Washington, D.C., 30 September 2014 (PAHO/WHO) — The countries of the Americas have stepped up efforts to reduce the impact of noncommunicable diseases such as cancer, diabetes, and cardiovascular disease. These efforts have not been enough, however, to slow the epidemic. What is needed is for all sectors—not just health—to participate in solving the problem, said the Director of the Pan American Health Organization (PAHO), Dr. Carissa F. Etienne.

She spoke at a special event today on noncommunicable diseases at the Organization of American States (OAS), which was attended by ministers of health from the Americas who are in Washington, D.C., this week for the 53rd PAHO Directing Council.

Etienne proposed the creation of an inter-American working group on noncommunicable diseases that would include PAHO and the OAS as well as the Inter-American Development Bank (IDB), the Inter-American Institute for Cooperation on Agriculture (IICA), and the United Nations Economic Commission on Latin America and the Caribbean (ECLAC).

"The health system cannot address the problem of noncommunicable diseases alone," said Etienne, adding that organizations can collaborate in promoting and accelerating actions needed in all sectors to achieve a 25% reduction in premature mortality from noncommunicable diseases by 2025, a target PAHO member countries have agreed upon.

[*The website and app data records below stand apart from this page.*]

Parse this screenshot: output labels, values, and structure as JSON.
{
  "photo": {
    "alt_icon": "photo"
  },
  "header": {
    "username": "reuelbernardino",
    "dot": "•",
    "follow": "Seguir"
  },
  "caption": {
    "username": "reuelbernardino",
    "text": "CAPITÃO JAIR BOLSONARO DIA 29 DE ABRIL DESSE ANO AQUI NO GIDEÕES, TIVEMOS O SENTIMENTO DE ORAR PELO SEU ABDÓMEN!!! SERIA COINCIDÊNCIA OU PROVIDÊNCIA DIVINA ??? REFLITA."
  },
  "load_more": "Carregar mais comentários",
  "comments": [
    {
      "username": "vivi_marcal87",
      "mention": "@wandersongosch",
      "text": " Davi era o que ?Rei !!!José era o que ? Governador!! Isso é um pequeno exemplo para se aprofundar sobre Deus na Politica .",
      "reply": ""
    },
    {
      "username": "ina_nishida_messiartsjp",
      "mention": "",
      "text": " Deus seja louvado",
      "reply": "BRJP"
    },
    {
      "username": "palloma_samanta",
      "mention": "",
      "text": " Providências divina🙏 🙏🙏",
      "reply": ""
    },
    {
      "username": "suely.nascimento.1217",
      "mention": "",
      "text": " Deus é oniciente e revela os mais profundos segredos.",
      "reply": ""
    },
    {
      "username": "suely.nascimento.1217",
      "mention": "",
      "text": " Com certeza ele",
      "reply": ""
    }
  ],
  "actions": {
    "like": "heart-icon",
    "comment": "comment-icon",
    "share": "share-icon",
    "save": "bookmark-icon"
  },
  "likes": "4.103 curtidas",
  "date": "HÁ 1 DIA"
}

Etienne noted that prevention is central to reducing the impact of noncommunicable diseases, along with physical and social environments that make the healthy choice the easy choice. She urged more public policies and initiatives that promote healthy lifestyles, such as "Sunday bikeways," which close streets to traffic on weekends for walking, biking and other recreational activities. She also urged policies aimed at reducing tobacco consumption, harmful use of tobacco, and the consumption of processed foods and sweetened beverages, especially among children.

Etienne noted that the countries of the Americas have been global leaders on noncommunicable diseases, from promoting discussion of these issues at the United Nations in 2011 to advancing in the formulation and implementation of policies to slow the epidemic.

Much remains to be done, however. "The greatest impact of these diseases is felt by the poorest and most vulnerable in our societies," said Etienne, adding that progressing toward universal health coverage is also fundamental to addressing noncommunicable diseases.

She said PAHO is collaborating with its member countries to fight noncommunicable diseases by strengthening monitoring and surveillance systems, promoting effective policies and regulations to reduce risk factors, and ensuring effective care for patients suffering from these diseases, among other actions.